Zyra.at //// Zyra's front page //// Common mistakes in movies //// Movie Companies //// Cats //// Site Index

CATS; often faked-up or badly dubbed in movies

If you understand cats, you'll know what I mean. When you're watching a movie, and a cat appears, it's usually accompanied by a dubbed caterwauling sound effect entirely inappropriate to the situation which the cat is in!

This type of thing is common, especially in cheap horror movies which have a lot of the "make you jump" stunts which the film-makers presumably consider are an adequate substitute for suspense, pathos, drama, and situational horror which audiences can relate to.

To illustrate this, imagine you're watching a horror movie in which a character who you've grown to like is exploring a haunted house. The scene is dark and spooky with mysterious shadows and strange objects, and the orchestral music plays in a tense style in a minor key with scary quirks. You're feeling sympathy with the character as they explore the sinister surroundings, and you wonder if something horrific might be revealed at any moment. Then, a curtain is drawn back, and there a CAT! But instead of the cat looking surprised and a bit timid to be suddenly unveiled by a stranger in their house, the cat takes an unexpected and uncharacteristic flying leap over the person's shoulder, and we hear a cat-yowling sound which has been dubbed over from someone else treading on the tail of a cat! Completely out of context, and about as believable as a tortoise going for your throat.

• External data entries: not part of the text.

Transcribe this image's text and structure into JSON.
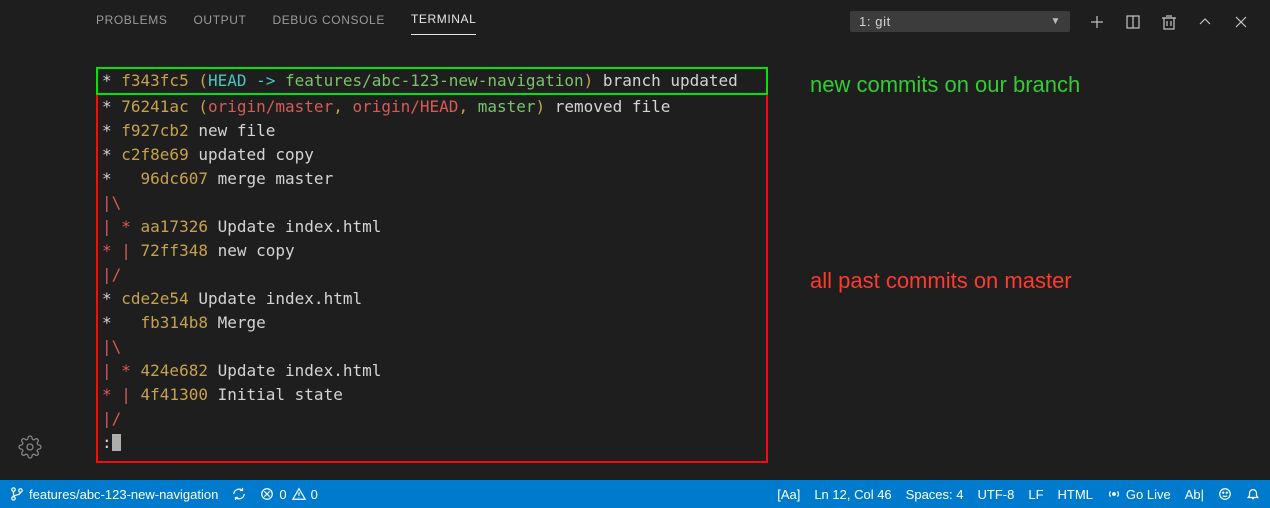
{
  "panel": {
    "tabs": [
      "PROBLEMS",
      "OUTPUT",
      "DEBUG CONSOLE",
      "TERMINAL"
    ],
    "active_tab": 3,
    "dropdown_selected": "1: git"
  },
  "annotations": {
    "new_commits": "new commits on our branch",
    "past_commits": "all past commits on master"
  },
  "log": {
    "head_line": {
      "graph": "* ",
      "hash": "f343fc5",
      "ref_open": " (",
      "head": "HEAD -> ",
      "branch": "features/abc-123-new-navigation",
      "ref_close": ")",
      "msg": " branch updated"
    },
    "lines": [
      {
        "graph": "* ",
        "hash": "76241ac",
        "ref_open": " (",
        "remote1": "origin/master",
        "sep1": ", ",
        "remote2": "origin/HEAD",
        "sep2": ", ",
        "local": "master",
        "ref_close": ")",
        "msg": " removed file"
      },
      {
        "graph": "* ",
        "hash": "f927cb2",
        "msg": " new file"
      },
      {
        "graph": "* ",
        "hash": "c2f8e69",
        "msg": " updated copy"
      },
      {
        "graph": "*   ",
        "hash": "96dc607",
        "msg": " merge master"
      },
      {
        "graph": "|\\"
      },
      {
        "graph": "| * ",
        "hash": "aa17326",
        "msg": " Update index.html"
      },
      {
        "graph": "* | ",
        "hash": "72ff348",
        "msg": " new copy"
      },
      {
        "graph": "|/"
      },
      {
        "graph": "* ",
        "hash": "cde2e54",
        "msg": " Update index.html"
      },
      {
        "graph": "*   ",
        "hash": "fb314b8",
        "msg": " Merge"
      },
      {
        "graph": "|\\"
      },
      {
        "graph": "| * ",
        "hash": "424e682",
        "msg": " Update index.html"
      },
      {
        "graph": "* | ",
        "hash": "4f41300",
        "msg": " Initial state"
      },
      {
        "graph": "|/"
      },
      {
        "graph": ":"
      }
    ]
  },
  "statusbar": {
    "branch": "features/abc-123-new-navigation",
    "errors": "0",
    "warnings": "0",
    "case": "[Aa]",
    "cursor": "Ln 12, Col 46",
    "spaces": "Spaces: 4",
    "encoding": "UTF-8",
    "eol": "LF",
    "lang": "HTML",
    "golive": "Go Live",
    "spell": "Ab|"
  }
}
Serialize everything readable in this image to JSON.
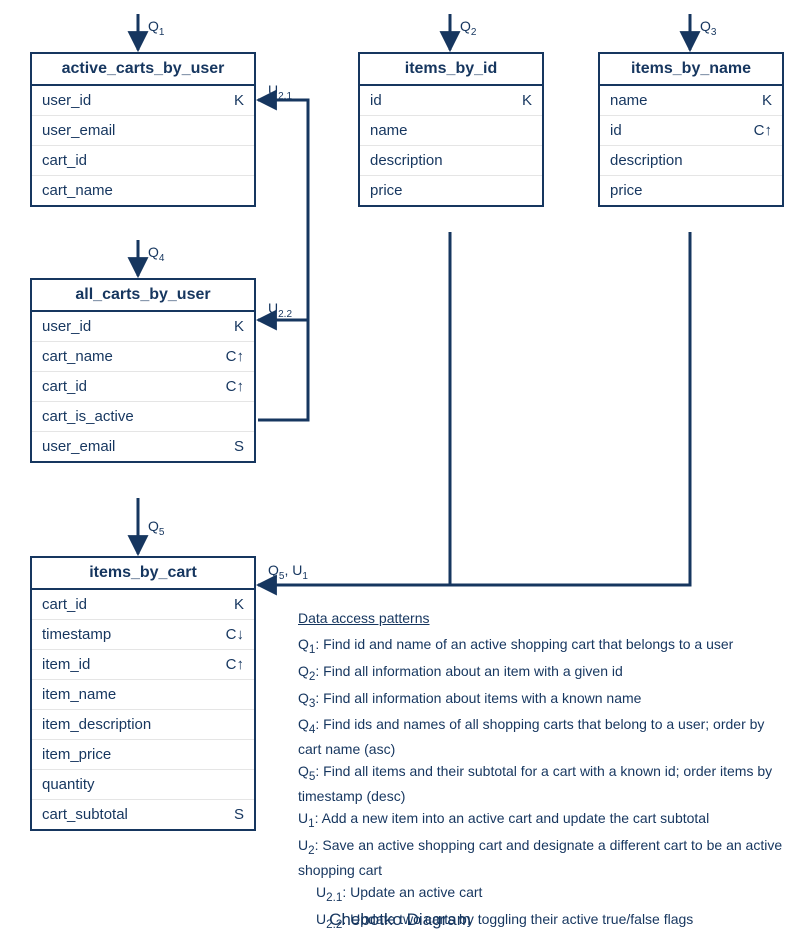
{
  "caption": "Chebotko Diagram",
  "labels": {
    "q1": "Q",
    "q1_sub": "1",
    "q2": "Q",
    "q2_sub": "2",
    "q3": "Q",
    "q3_sub": "3",
    "q4": "Q",
    "q4_sub": "4",
    "q5": "Q",
    "q5_sub": "5",
    "q5u1": "Q",
    "q5u1_sub": "5",
    "q5u1_b": ", U",
    "q5u1_bsub": "1",
    "u21": "U",
    "u21_sub": "2.1",
    "u22": "U",
    "u22_sub": "2.2"
  },
  "tables": {
    "active_carts_by_user": {
      "title": "active_carts_by_user",
      "rows": [
        {
          "name": "user_id",
          "key": "K"
        },
        {
          "name": "user_email",
          "key": ""
        },
        {
          "name": "cart_id",
          "key": ""
        },
        {
          "name": "cart_name",
          "key": ""
        }
      ]
    },
    "items_by_id": {
      "title": "items_by_id",
      "rows": [
        {
          "name": "id",
          "key": "K"
        },
        {
          "name": "name",
          "key": ""
        },
        {
          "name": "description",
          "key": ""
        },
        {
          "name": "price",
          "key": ""
        }
      ]
    },
    "items_by_name": {
      "title": "items_by_name",
      "rows": [
        {
          "name": "name",
          "key": "K"
        },
        {
          "name": "id",
          "key": "C↑"
        },
        {
          "name": "description",
          "key": ""
        },
        {
          "name": "price",
          "key": ""
        }
      ]
    },
    "all_carts_by_user": {
      "title": "all_carts_by_user",
      "rows": [
        {
          "name": "user_id",
          "key": "K"
        },
        {
          "name": "cart_name",
          "key": "C↑"
        },
        {
          "name": "cart_id",
          "key": "C↑"
        },
        {
          "name": "cart_is_active",
          "key": ""
        },
        {
          "name": "user_email",
          "key": "S"
        }
      ]
    },
    "items_by_cart": {
      "title": "items_by_cart",
      "rows": [
        {
          "name": "cart_id",
          "key": "K"
        },
        {
          "name": "timestamp",
          "key": "C↓"
        },
        {
          "name": "item_id",
          "key": "C↑"
        },
        {
          "name": "item_name",
          "key": ""
        },
        {
          "name": "item_description",
          "key": ""
        },
        {
          "name": "item_price",
          "key": ""
        },
        {
          "name": "quantity",
          "key": ""
        },
        {
          "name": "cart_subtotal",
          "key": "S"
        }
      ]
    }
  },
  "patterns": {
    "title": "Data access patterns",
    "items": [
      {
        "label": "Q",
        "sub": "1",
        "text": ": Find id and name of an active shopping cart that belongs to a user"
      },
      {
        "label": "Q",
        "sub": "2",
        "text": ": Find all information about an item with a given id"
      },
      {
        "label": "Q",
        "sub": "3",
        "text": ": Find all information about items with a known name"
      },
      {
        "label": "Q",
        "sub": "4",
        "text": ": Find ids and names of all shopping carts that belong to a user; order by cart name (asc)"
      },
      {
        "label": "Q",
        "sub": "5",
        "text": ": Find all items and their subtotal for a cart with a known id; order items by timestamp (desc)"
      },
      {
        "label": "U",
        "sub": "1",
        "text": ": Add a new item into an active cart and update the cart subtotal"
      },
      {
        "label": "U",
        "sub": "2",
        "text": ": Save an active shopping cart and designate a different cart to be an active shopping cart"
      },
      {
        "label": "U",
        "sub": "2.1",
        "text": ": Update an active cart",
        "indent": true
      },
      {
        "label": "U",
        "sub": "2.2",
        "text": ": Update two carts by toggling their active true/false flags",
        "indent": true
      }
    ]
  }
}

As well as excuses to make you jump, other cat scenarios are seen in movies where visually there's a cat, and so someone in the Foley department just felt they must add a stock-footage effect labelled "Cat Meow" or something like that. Typically, there'll be a cat walking past quite calmly, while a very loud MEOW sound is dubbed over, probably from another cat which someone has upset and recorded. Yet, no cat would make that sound in the scenario being seen.

This all may be to do with a common misunderstanding, as in truth, cats don't meow that much. It's almost as if they don't speak unless they've got something to say.

Also see cats, movie mistakes, misconceptions, etc.

A similar criticism has been levelled at instances of rats in movies shown while a rat-squeaking sound is played. Rats do not make that audible squeaking sound unless they are upset, and the body-language of the rats is the movie scenes does not fit.

Also see swooshing spacecraft